* [Extracted records]
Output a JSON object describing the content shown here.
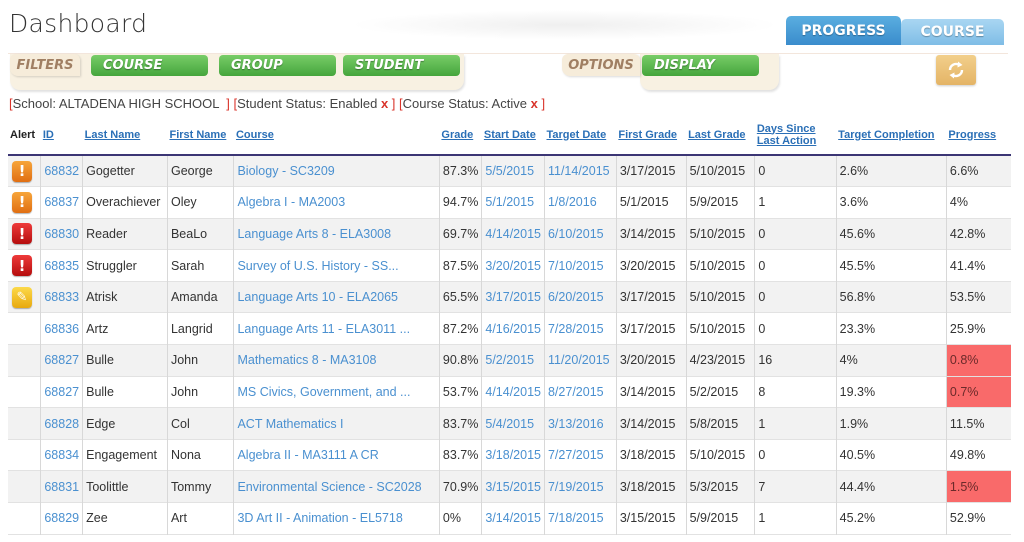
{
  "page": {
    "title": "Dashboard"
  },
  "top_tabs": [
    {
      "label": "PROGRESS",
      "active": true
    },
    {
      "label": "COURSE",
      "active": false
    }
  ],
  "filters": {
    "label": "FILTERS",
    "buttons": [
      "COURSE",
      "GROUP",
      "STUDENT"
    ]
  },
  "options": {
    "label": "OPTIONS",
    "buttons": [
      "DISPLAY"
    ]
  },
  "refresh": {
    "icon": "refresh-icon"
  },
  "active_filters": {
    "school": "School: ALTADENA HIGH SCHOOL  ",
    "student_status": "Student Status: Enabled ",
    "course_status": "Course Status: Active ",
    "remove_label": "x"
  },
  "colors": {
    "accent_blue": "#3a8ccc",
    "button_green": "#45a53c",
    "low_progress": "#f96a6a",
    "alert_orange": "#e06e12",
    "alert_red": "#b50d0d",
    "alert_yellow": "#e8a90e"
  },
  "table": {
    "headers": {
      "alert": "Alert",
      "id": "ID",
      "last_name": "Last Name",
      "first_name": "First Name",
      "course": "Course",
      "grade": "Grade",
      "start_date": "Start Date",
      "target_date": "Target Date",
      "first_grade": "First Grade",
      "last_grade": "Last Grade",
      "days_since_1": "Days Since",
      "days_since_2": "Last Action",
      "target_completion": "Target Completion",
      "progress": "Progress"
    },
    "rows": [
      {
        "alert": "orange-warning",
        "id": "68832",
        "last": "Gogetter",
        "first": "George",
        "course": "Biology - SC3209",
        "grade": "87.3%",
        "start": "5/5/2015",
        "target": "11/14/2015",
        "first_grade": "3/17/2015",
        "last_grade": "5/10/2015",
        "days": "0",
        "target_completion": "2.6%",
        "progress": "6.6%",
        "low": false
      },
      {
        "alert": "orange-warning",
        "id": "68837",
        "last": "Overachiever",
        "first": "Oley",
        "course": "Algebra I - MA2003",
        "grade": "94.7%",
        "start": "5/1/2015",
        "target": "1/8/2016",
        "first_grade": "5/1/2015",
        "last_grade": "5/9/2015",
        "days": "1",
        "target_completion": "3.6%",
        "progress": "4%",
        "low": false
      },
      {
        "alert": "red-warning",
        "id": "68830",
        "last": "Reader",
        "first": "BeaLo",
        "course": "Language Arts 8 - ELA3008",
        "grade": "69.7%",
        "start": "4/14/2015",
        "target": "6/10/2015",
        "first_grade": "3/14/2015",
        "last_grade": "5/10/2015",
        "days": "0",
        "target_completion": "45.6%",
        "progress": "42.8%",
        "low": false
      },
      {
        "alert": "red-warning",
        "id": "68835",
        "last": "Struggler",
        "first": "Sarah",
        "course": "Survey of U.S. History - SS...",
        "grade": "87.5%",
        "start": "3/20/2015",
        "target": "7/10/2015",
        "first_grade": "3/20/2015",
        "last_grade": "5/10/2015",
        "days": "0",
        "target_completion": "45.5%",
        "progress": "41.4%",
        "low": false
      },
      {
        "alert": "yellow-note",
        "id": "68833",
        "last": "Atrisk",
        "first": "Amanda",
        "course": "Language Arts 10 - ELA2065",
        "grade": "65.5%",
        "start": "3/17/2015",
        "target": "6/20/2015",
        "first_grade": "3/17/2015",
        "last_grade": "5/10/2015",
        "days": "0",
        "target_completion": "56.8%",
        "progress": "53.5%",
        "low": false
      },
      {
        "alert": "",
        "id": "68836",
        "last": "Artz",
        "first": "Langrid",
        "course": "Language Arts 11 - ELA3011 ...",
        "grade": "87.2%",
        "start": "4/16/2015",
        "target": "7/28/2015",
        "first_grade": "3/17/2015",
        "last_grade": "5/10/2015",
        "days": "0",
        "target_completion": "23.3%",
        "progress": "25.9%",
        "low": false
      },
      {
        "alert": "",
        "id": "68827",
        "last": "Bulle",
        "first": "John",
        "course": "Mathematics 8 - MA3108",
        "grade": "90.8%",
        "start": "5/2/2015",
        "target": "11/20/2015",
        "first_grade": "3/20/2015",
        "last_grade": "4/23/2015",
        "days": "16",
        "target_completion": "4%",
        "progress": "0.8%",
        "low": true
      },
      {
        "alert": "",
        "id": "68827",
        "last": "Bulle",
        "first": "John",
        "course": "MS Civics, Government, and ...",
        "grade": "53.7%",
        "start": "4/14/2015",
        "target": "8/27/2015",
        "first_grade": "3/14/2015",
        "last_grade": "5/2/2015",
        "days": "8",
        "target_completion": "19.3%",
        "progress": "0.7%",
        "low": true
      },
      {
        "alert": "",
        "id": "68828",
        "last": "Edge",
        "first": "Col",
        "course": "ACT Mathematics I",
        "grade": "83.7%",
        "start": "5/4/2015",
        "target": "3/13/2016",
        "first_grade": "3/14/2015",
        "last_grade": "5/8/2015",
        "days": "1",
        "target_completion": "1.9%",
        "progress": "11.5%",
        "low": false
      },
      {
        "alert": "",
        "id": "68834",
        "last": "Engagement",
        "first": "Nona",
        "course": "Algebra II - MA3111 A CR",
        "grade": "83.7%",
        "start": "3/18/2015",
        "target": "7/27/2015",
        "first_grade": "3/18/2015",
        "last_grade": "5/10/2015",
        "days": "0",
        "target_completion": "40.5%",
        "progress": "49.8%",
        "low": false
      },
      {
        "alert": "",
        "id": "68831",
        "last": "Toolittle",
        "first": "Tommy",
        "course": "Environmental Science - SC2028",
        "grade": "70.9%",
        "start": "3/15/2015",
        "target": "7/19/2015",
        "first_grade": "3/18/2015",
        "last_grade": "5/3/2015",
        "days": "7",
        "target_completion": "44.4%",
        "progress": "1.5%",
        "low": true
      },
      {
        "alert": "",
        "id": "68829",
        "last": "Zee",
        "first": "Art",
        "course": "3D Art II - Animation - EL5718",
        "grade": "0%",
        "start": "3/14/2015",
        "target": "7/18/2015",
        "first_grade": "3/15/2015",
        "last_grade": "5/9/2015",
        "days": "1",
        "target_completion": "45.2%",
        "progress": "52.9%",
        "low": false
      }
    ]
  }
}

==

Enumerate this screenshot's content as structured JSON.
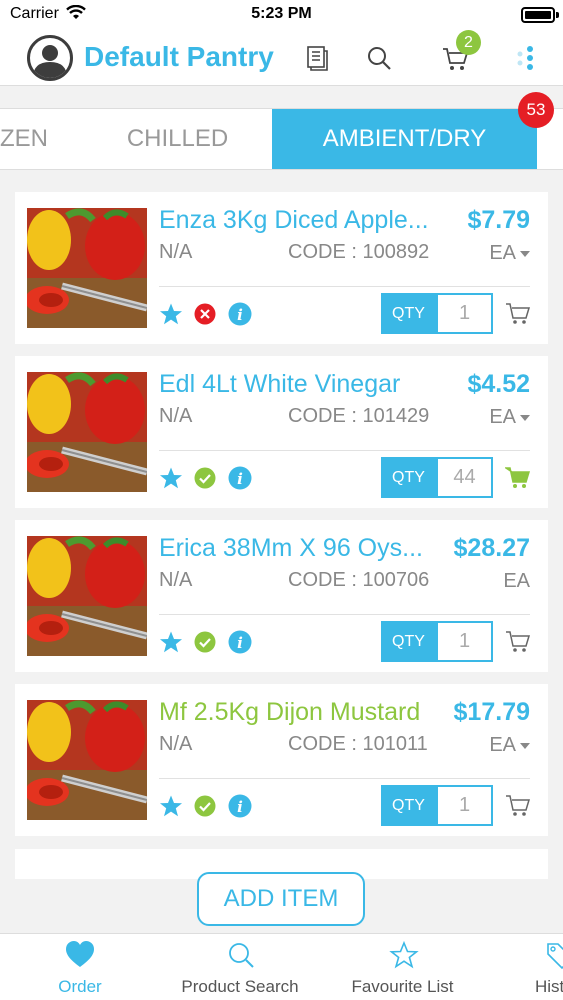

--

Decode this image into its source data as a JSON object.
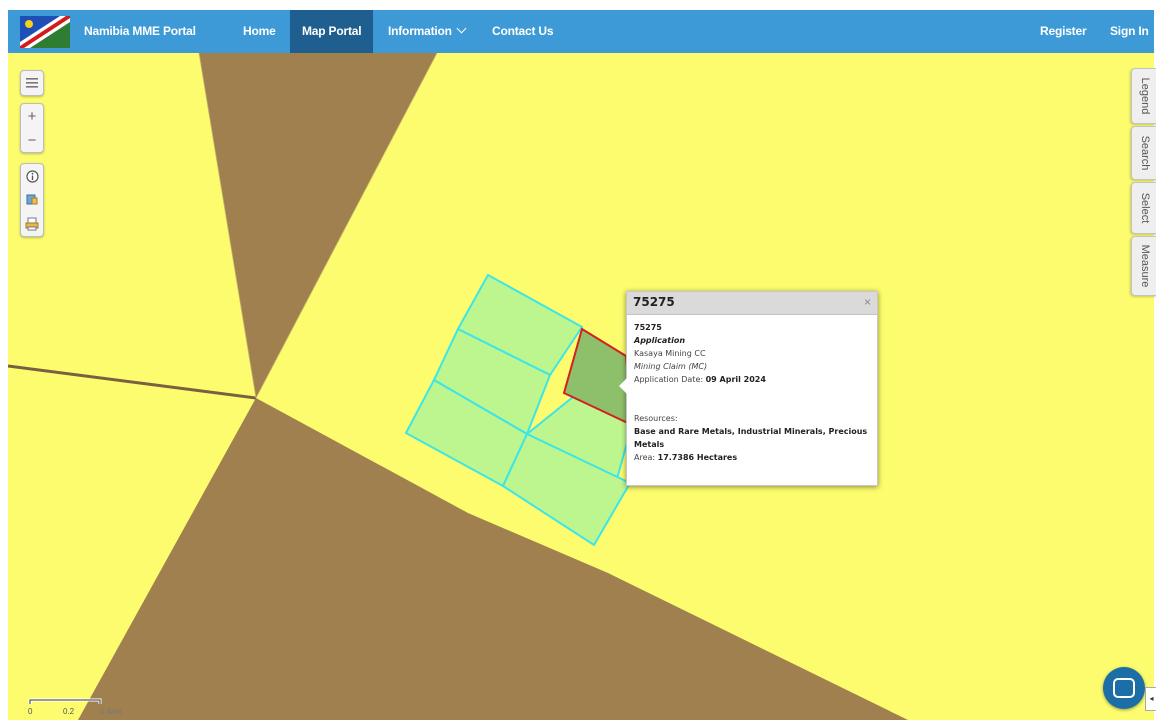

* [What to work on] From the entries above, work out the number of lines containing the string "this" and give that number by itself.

* [Task output] 2